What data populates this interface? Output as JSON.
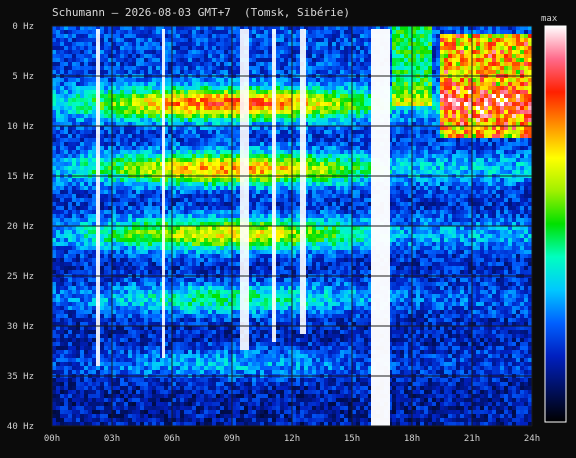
{
  "title": "Schumann — 2026-08-03 GMT+7  (Tomsk, Sibérie)",
  "colorbar": {
    "label": "max",
    "stops": [
      "#000000",
      "#001060",
      "#0020c0",
      "#0060ff",
      "#00c8ff",
      "#00ffc0",
      "#00e000",
      "#a0f000",
      "#ffff00",
      "#ff9000",
      "#ff2000",
      "#ff6a8a",
      "#ffffff"
    ]
  },
  "chart_data": {
    "type": "heatmap",
    "title": "Schumann — 2026-08-03 GMT+7  (Tomsk, Sibérie)",
    "x_ticks": [
      "00h",
      "03h",
      "06h",
      "09h",
      "12h",
      "15h",
      "18h",
      "21h",
      "24h"
    ],
    "y_ticks": [
      "0 Hz",
      "5 Hz",
      "10 Hz",
      "15 Hz",
      "20 Hz",
      "25 Hz",
      "30 Hz",
      "35 Hz",
      "40 Hz"
    ],
    "xlim_hours": [
      0,
      24
    ],
    "ylim_hz": [
      0,
      40
    ],
    "grid": true,
    "bands_hz": [
      {
        "center": 7.8,
        "strength": 0.55
      },
      {
        "center": 14.3,
        "strength": 0.5
      },
      {
        "center": 20.8,
        "strength": 0.45
      },
      {
        "center": 27.3,
        "strength": 0.25
      },
      {
        "center": 33.8,
        "strength": 0.15
      }
    ],
    "white_bursts_hours": [
      {
        "start": 2.2,
        "end": 2.4
      },
      {
        "start": 5.5,
        "end": 5.65
      },
      {
        "start": 9.4,
        "end": 9.85
      },
      {
        "start": 11.0,
        "end": 11.2
      },
      {
        "start": 12.4,
        "end": 12.7
      },
      {
        "start": 15.95,
        "end": 16.9
      }
    ],
    "high_activity_hours": [
      19.5,
      24
    ],
    "high_activity_hz": [
      1,
      11
    ]
  }
}
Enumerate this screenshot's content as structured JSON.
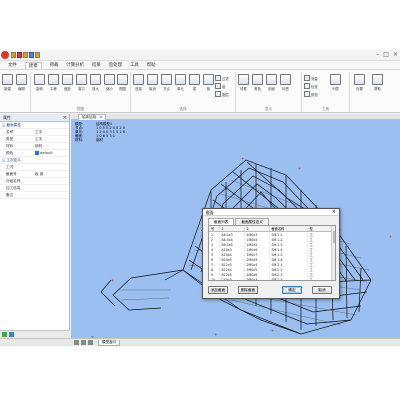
{
  "menu": [
    "文件",
    "建模",
    "荷载",
    "计算分析",
    "结果",
    "后处理",
    "工具",
    "帮助"
  ],
  "ribbon": {
    "groups": [
      "视图",
      "选择",
      "显示",
      "工具"
    ],
    "tools": [
      "新建",
      "编辑",
      "旋转",
      "平移",
      "缩放",
      "窗口",
      "放大",
      "缩小",
      "视图",
      "选择",
      "取消",
      "节点",
      "单元",
      "梁",
      "板",
      "过滤",
      "组",
      "图层",
      "线框",
      "着色",
      "剖面",
      "标签",
      "测量",
      "检查",
      "颜色",
      "列表",
      "设置",
      "帮助"
    ]
  },
  "panel": {
    "title": "属性",
    "rows": [
      {
        "k": "□ 截面属性",
        "v": "",
        "hdr": true
      },
      {
        "k": "名称",
        "v": "工字"
      },
      {
        "k": "类型",
        "v": "工字"
      },
      {
        "k": "材料",
        "v": "钢材"
      },
      {
        "k": "颜色",
        "v": "default",
        "sel": true
      },
      {
        "k": "□ 工况定义",
        "v": "",
        "hdr": true
      },
      {
        "k": "工况",
        "v": ""
      },
      {
        "k": "截面号",
        "v": "板 钢"
      },
      {
        "k": "分组名称",
        "v": ""
      },
      {
        "k": "加工信息",
        "v": ""
      },
      {
        "k": "备注",
        "v": ""
      }
    ]
  },
  "viewport": {
    "tab": "船体结构",
    "info": [
      {
        "k": "模型:",
        "v": "结构模型1"
      },
      {
        "k": "节点:",
        "v": "1 0 5 0 2 0 0 2 0"
      },
      {
        "k": "单元:",
        "v": "1 2 4 0 3 1 5 1 6"
      },
      {
        "k": "截面:",
        "v": "1 0 6 5 3 1"
      },
      {
        "k": "材料:",
        "v": "钢材"
      }
    ],
    "axes": {
      "x": "X",
      "y": "Y",
      "z": "Z"
    }
  },
  "statusbar": {
    "tab": "模型窗口"
  },
  "dialog": {
    "title": "截面",
    "tabs": [
      "截面列表",
      "截面属性定义"
    ],
    "columns": [
      "号",
      "1",
      "2",
      "截面名称",
      "型"
    ],
    "rows": [
      [
        "1",
        "A8.5x3",
        "1M0x3",
        "SM.1-1",
        "工"
      ],
      [
        "2",
        "A8.5x4",
        "1M0x4",
        "SM.1-2",
        "工"
      ],
      [
        "3",
        "A8.5x5",
        "1M0x5",
        "SM.1-3",
        "工"
      ],
      [
        "4",
        "A10x3",
        "1M0x6",
        "SM.1-4",
        "工"
      ],
      [
        "5",
        "A10x4",
        "1M0x7",
        "SM.1-5",
        "工"
      ],
      [
        "6",
        "B10x5",
        "2M0x3",
        "SM.1-6",
        "工"
      ],
      [
        "7",
        "B12x3",
        "2M0x4",
        "SM.2-1",
        "工"
      ],
      [
        "8",
        "B12x4",
        "2M0x5",
        "SM.2-2",
        "工"
      ],
      [
        "9",
        "B12x5",
        "2M0x6",
        "SM.2-3",
        "工"
      ],
      [
        "10",
        "C10x3",
        "3M0x3",
        "SM.2-4",
        "工"
      ],
      [
        "11",
        "C10x4",
        "3M0x4",
        "SM.2-5",
        "工"
      ],
      [
        "12",
        "C12x5",
        "3M0x5",
        "SM.3-1",
        "工"
      ]
    ],
    "buttons": [
      "添加截面",
      "删除截面",
      "确定",
      "取消"
    ]
  }
}
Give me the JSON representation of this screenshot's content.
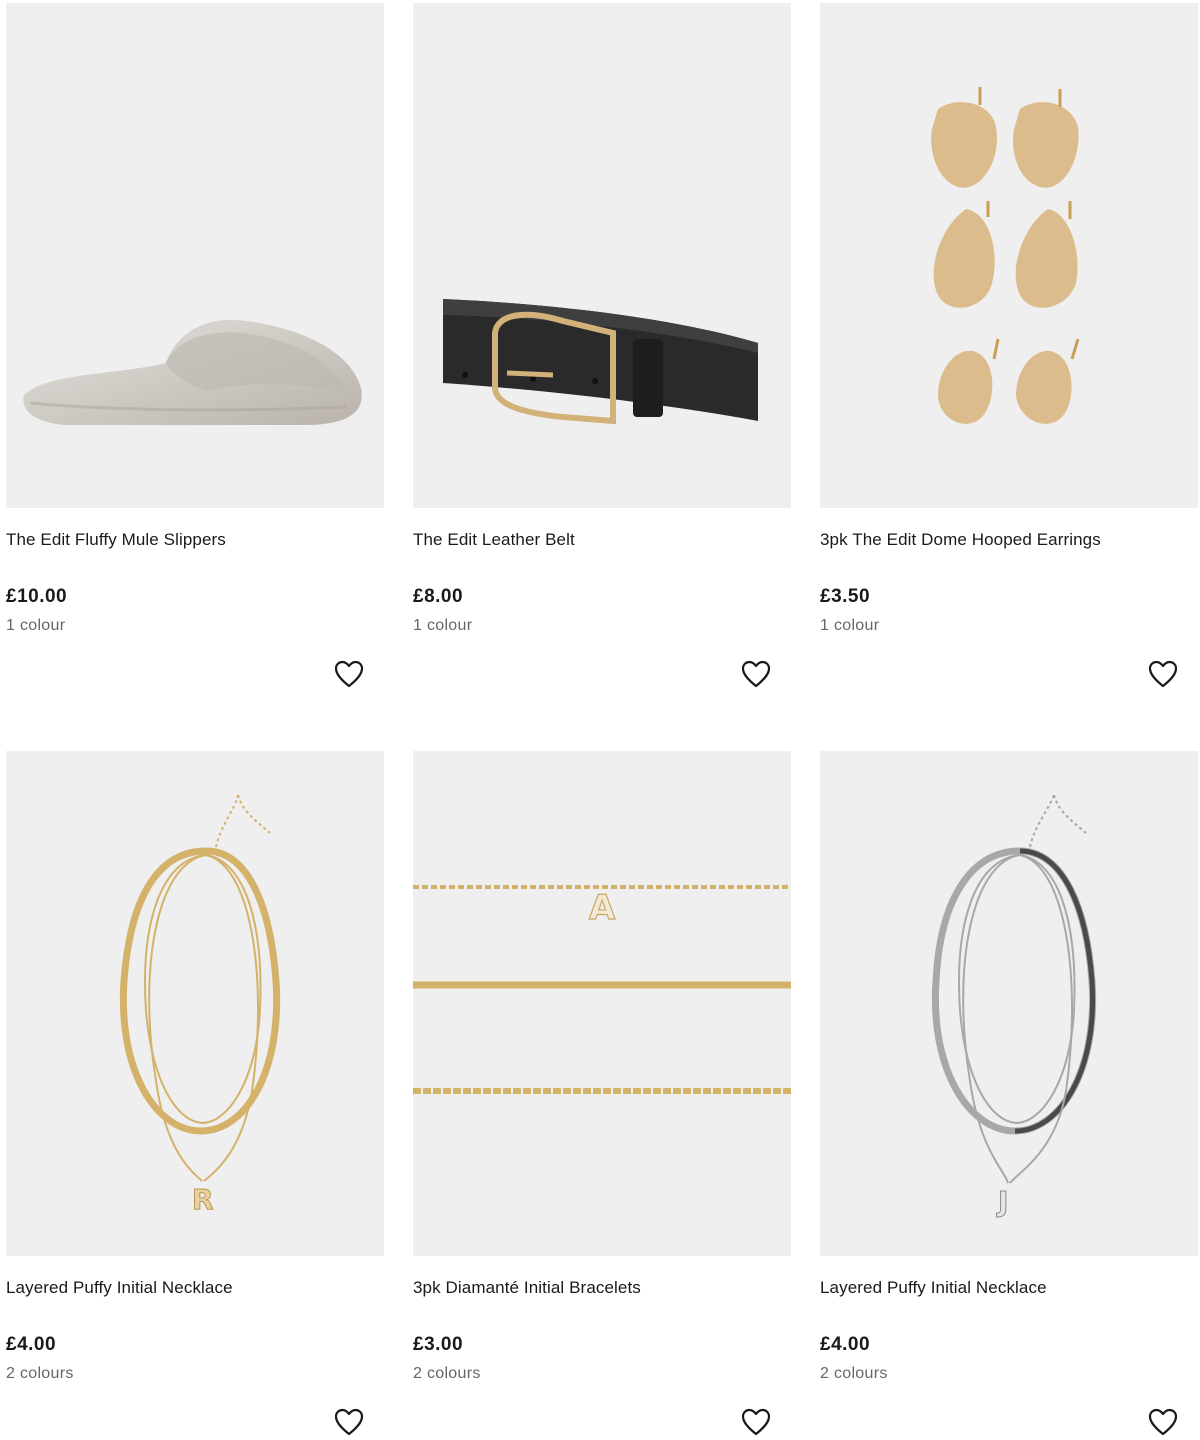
{
  "products": [
    {
      "name": "The Edit Fluffy Mule Slippers",
      "price": "£10.00",
      "colours": "1 colour",
      "image": "fluffy-slipper"
    },
    {
      "name": "The Edit Leather Belt",
      "price": "£8.00",
      "colours": "1 colour",
      "image": "leather-belt"
    },
    {
      "name": "3pk The Edit Dome Hooped Earrings",
      "price": "£3.50",
      "colours": "1 colour",
      "image": "dome-earrings"
    },
    {
      "name": "Layered Puffy Initial Necklace",
      "price": "£4.00",
      "colours": "2 colours",
      "image": "gold-necklace-r"
    },
    {
      "name": "3pk Diamanté Initial Bracelets",
      "price": "£3.00",
      "colours": "2 colours",
      "image": "gold-bracelets"
    },
    {
      "name": "Layered Puffy Initial Necklace",
      "price": "£4.00",
      "colours": "2 colours",
      "image": "silver-necklace-j"
    }
  ],
  "necklace_initials": {
    "gold": "R",
    "silver": "J",
    "bracelet": "A"
  },
  "icons": {
    "wishlist": "heart-outline-icon"
  },
  "colors": {
    "image_bg": "#efefef",
    "gold": "#d4b26a",
    "silver": "#a8a8a8",
    "price": "#1a1a1a",
    "muted": "#666666"
  }
}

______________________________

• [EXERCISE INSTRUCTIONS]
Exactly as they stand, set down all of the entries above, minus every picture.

• [EXPECTED ANSWER]
What data populates this interface? Output as JSON.
{
  "title": "Schumann — 2026-08-03 GMT+7  (Tomsk, Sibérie)",
  "colorbar": {
    "label": "max",
    "stops": [
      "#000000",
      "#001060",
      "#0020c0",
      "#0060ff",
      "#00c8ff",
      "#00ffc0",
      "#00e000",
      "#a0f000",
      "#ffff00",
      "#ff9000",
      "#ff2000",
      "#ff6a8a",
      "#ffffff"
    ]
  },
  "chart_data": {
    "type": "heatmap",
    "title": "Schumann — 2026-08-03 GMT+7  (Tomsk, Sibérie)",
    "x_ticks": [
      "00h",
      "03h",
      "06h",
      "09h",
      "12h",
      "15h",
      "18h",
      "21h",
      "24h"
    ],
    "y_ticks": [
      "0 Hz",
      "5 Hz",
      "10 Hz",
      "15 Hz",
      "20 Hz",
      "25 Hz",
      "30 Hz",
      "35 Hz",
      "40 Hz"
    ],
    "xlim_hours": [
      0,
      24
    ],
    "ylim_hz": [
      0,
      40
    ],
    "grid": true,
    "bands_hz": [
      {
        "center": 7.8,
        "strength": 0.55
      },
      {
        "center": 14.3,
        "strength": 0.5
      },
      {
        "center": 20.8,
        "strength": 0.45
      },
      {
        "center": 27.3,
        "strength": 0.25
      },
      {
        "center": 33.8,
        "strength": 0.15
      }
    ],
    "white_bursts_hours": [
      {
        "start": 2.2,
        "end": 2.4
      },
      {
        "start": 5.5,
        "end": 5.65
      },
      {
        "start": 9.4,
        "end": 9.85
      },
      {
        "start": 11.0,
        "end": 11.2
      },
      {
        "start": 12.4,
        "end": 12.7
      },
      {
        "start": 15.95,
        "end": 16.9
      }
    ],
    "high_activity_hours": [
      19.5,
      24
    ],
    "high_activity_hz": [
      1,
      11
    ]
  }
}
Enumerate this screenshot's content as structured JSON.
{
  "menu": [
    "文件",
    "建模",
    "荷载",
    "计算分析",
    "结果",
    "后处理",
    "工具",
    "帮助"
  ],
  "ribbon": {
    "groups": [
      "视图",
      "选择",
      "显示",
      "工具"
    ],
    "tools": [
      "新建",
      "编辑",
      "旋转",
      "平移",
      "缩放",
      "窗口",
      "放大",
      "缩小",
      "视图",
      "选择",
      "取消",
      "节点",
      "单元",
      "梁",
      "板",
      "过滤",
      "组",
      "图层",
      "线框",
      "着色",
      "剖面",
      "标签",
      "测量",
      "检查",
      "颜色",
      "列表",
      "设置",
      "帮助"
    ]
  },
  "panel": {
    "title": "属性",
    "rows": [
      {
        "k": "□ 截面属性",
        "v": "",
        "hdr": true
      },
      {
        "k": "名称",
        "v": "工字"
      },
      {
        "k": "类型",
        "v": "工字"
      },
      {
        "k": "材料",
        "v": "钢材"
      },
      {
        "k": "颜色",
        "v": "default",
        "sel": true
      },
      {
        "k": "□ 工况定义",
        "v": "",
        "hdr": true
      },
      {
        "k": "工况",
        "v": ""
      },
      {
        "k": "截面号",
        "v": "板 钢"
      },
      {
        "k": "分组名称",
        "v": ""
      },
      {
        "k": "加工信息",
        "v": ""
      },
      {
        "k": "备注",
        "v": ""
      }
    ]
  },
  "viewport": {
    "tab": "船体结构",
    "info": [
      {
        "k": "模型:",
        "v": "结构模型1"
      },
      {
        "k": "节点:",
        "v": "1 0 5 0 2 0 0 2 0"
      },
      {
        "k": "单元:",
        "v": "1 2 4 0 3 1 5 1 6"
      },
      {
        "k": "截面:",
        "v": "1 0 6 5 3 1"
      },
      {
        "k": "材料:",
        "v": "钢材"
      }
    ],
    "axes": {
      "x": "X",
      "y": "Y",
      "z": "Z"
    }
  },
  "statusbar": {
    "tab": "模型窗口"
  },
  "dialog": {
    "title": "截面",
    "tabs": [
      "截面列表",
      "截面属性定义"
    ],
    "columns": [
      "号",
      "1",
      "2",
      "截面名称",
      "型"
    ],
    "rows": [
      [
        "1",
        "A8.5x3",
        "1M0x3",
        "SM.1-1",
        "工"
      ],
      [
        "2",
        "A8.5x4",
        "1M0x4",
        "SM.1-2",
        "工"
      ],
      [
        "3",
        "A8.5x5",
        "1M0x5",
        "SM.1-3",
        "工"
      ],
      [
        "4",
        "A10x3",
        "1M0x6",
        "SM.1-4",
        "工"
      ],
      [
        "5",
        "A10x4",
        "1M0x7",
        "SM.1-5",
        "工"
      ],
      [
        "6",
        "B10x5",
        "2M0x3",
        "SM.1-6",
        "工"
      ],
      [
        "7",
        "B12x3",
        "2M0x4",
        "SM.2-1",
        "工"
      ],
      [
        "8",
        "B12x4",
        "2M0x5",
        "SM.2-2",
        "工"
      ],
      [
        "9",
        "B12x5",
        "2M0x6",
        "SM.2-3",
        "工"
      ],
      [
        "10",
        "C10x3",
        "3M0x3",
        "SM.2-4",
        "工"
      ],
      [
        "11",
        "C10x4",
        "3M0x4",
        "SM.2-5",
        "工"
      ],
      [
        "12",
        "C12x5",
        "3M0x5",
        "SM.3-1",
        "工"
      ]
    ],
    "buttons": [
      "添加截面",
      "删除截面",
      "确定",
      "取消"
    ]
  }
}
Give me the JSON representation of this screenshot's content.
{
  "products": [
    {
      "name": "The Edit Fluffy Mule Slippers",
      "price": "£10.00",
      "colours": "1 colour",
      "image": "fluffy-slipper"
    },
    {
      "name": "The Edit Leather Belt",
      "price": "£8.00",
      "colours": "1 colour",
      "image": "leather-belt"
    },
    {
      "name": "3pk The Edit Dome Hooped Earrings",
      "price": "£3.50",
      "colours": "1 colour",
      "image": "dome-earrings"
    },
    {
      "name": "Layered Puffy Initial Necklace",
      "price": "£4.00",
      "colours": "2 colours",
      "image": "gold-necklace-r"
    },
    {
      "name": "3pk Diamanté Initial Bracelets",
      "price": "£3.00",
      "colours": "2 colours",
      "image": "gold-bracelets"
    },
    {
      "name": "Layered Puffy Initial Necklace",
      "price": "£4.00",
      "colours": "2 colours",
      "image": "silver-necklace-j"
    }
  ],
  "necklace_initials": {
    "gold": "R",
    "silver": "J",
    "bracelet": "A"
  },
  "icons": {
    "wishlist": "heart-outline-icon"
  },
  "colors": {
    "image_bg": "#efefef",
    "gold": "#d4b26a",
    "silver": "#a8a8a8",
    "price": "#1a1a1a",
    "muted": "#666666"
  }
}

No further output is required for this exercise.